One of our pilots since the beginning, Matt first flew a helicopter at 15 years old. He was working at Canadian Helicopters as a hangar rat, and caught wind of a four-day intro course complete with four hours of helicopter time. He was hooked from the first moment in the air.
When he quit high school in grade 10, his parents were precise with their leverage. They told him if he went back and graduated with honors, they would put him through flight school. He achieved honors, and then at 18 became Canadian Helicopters’ youngest pilot. He moved to Revelstoke to become base manager soon after, and that’s when the Mica magic started.
He met Mica founders Pete and Dan right after they’d applied for tenure in a remote zone north of the Rockies. While many in the industry scoffed at such a choice of tenure—it was too foggy, not enough snow, the lodge location was laughable—Matt recognized the pioneering spirit that would become Mica, and he flew the two up to scout. Two winters later, Matt flew the first guests, the first film teams, and the first athletes for what was revealed to be the best skiing in the best terrain in British Columbia—maybe the world, some said.

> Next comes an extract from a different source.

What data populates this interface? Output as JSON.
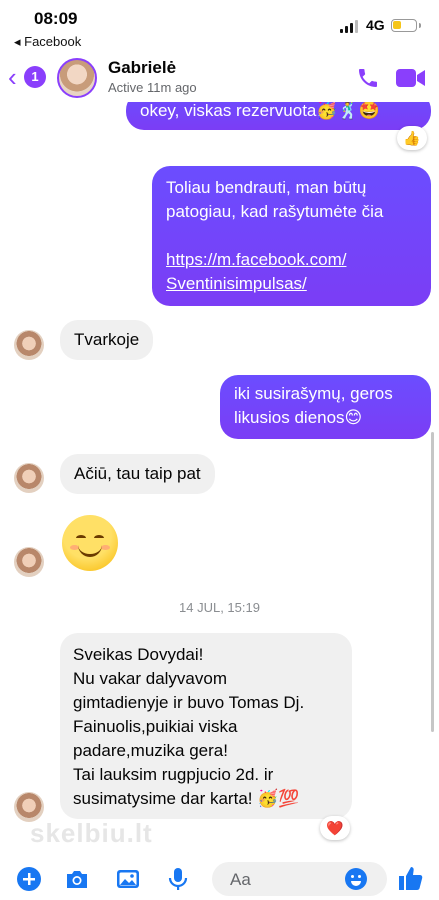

Since then, Matt’s helped to build the safe ski program we pride ourselves on while delivering a top-end ski product, with an aviation program to match. He’s flown advisors to the president, celebrities, researchers from National Geographic and BBC, and media crews like Matchstick Productions, Teton Gravity Research and Sherpas Cinema filming mind-blowing skiing in our terrain.
“In the early years, I thought all the athletes were just crazy,” he recalls. “But as I came to know them, I understood that they’re absolute upper-echelon professionals. To get to their level, they’re not just incredible athletes but also very smart people.” When I ask him about some of the crazy places he’s landed to drop athletes, he laughs. “We can always put them there, but it’s whether they want to get out, that’s the question. I always give them the option of getting back in,” he winks.

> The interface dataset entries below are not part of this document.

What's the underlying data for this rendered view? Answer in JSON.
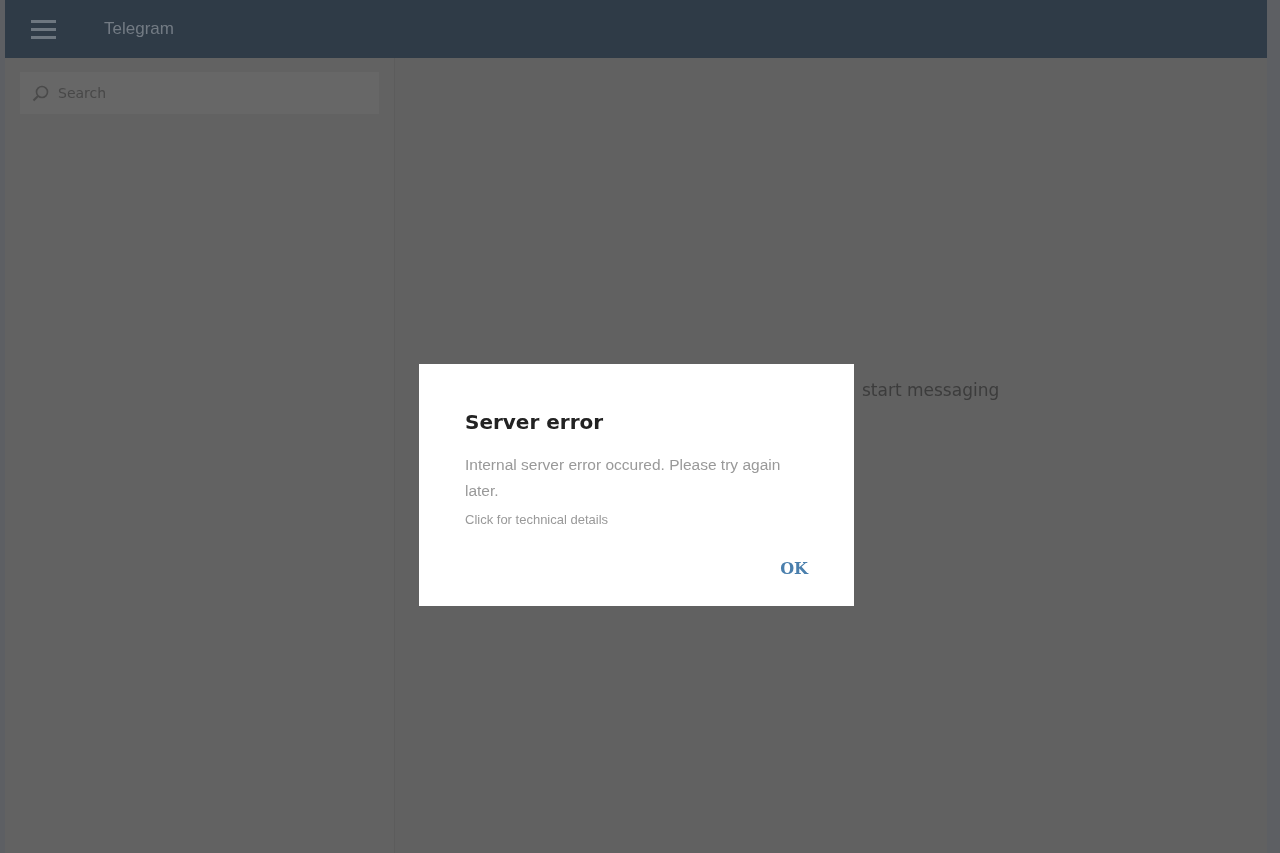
{
  "header": {
    "title": "Telegram"
  },
  "sidebar": {
    "search": {
      "placeholder": "Search"
    }
  },
  "main": {
    "empty_text": "start messaging"
  },
  "dialog": {
    "title": "Server error",
    "message": "Internal server error occured. Please try again later.",
    "details_link": "Click for technical details",
    "buttons": [
      "OK"
    ]
  }
}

Matt’s worked as a rescue pilot for Parks, in the mountain meccas of Jasper and Glacier. At 22, he was (you guessed it) Parks’ youngest pilot in the program. And – as if flying a helicopter for skiing and rescue isn’t cool enough – he’s learning to drive race cars, specifically one that he’s been building for the last several years. “I’m teaching myself to heel-toe, when you brake and gas with the same foot. I love machinery that requires a high degree of precision. It’s the art of control.”

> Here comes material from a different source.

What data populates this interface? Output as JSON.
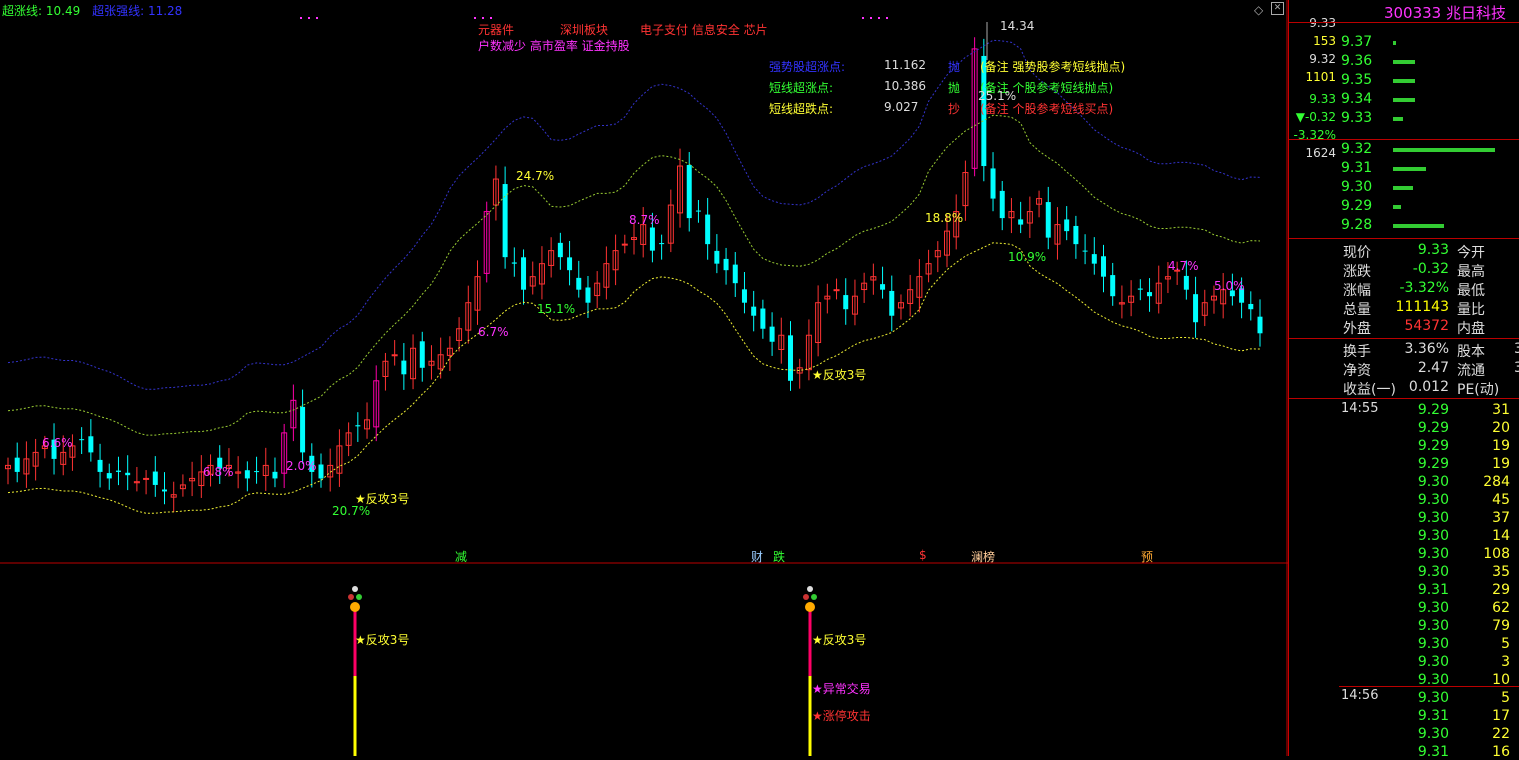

In the end, Matt doesn’t really think of flying as a job. He thinks of it as playing around with a 700-horsepower aircraft. Which is why we’re convinced he literally has the best “job” on the planet.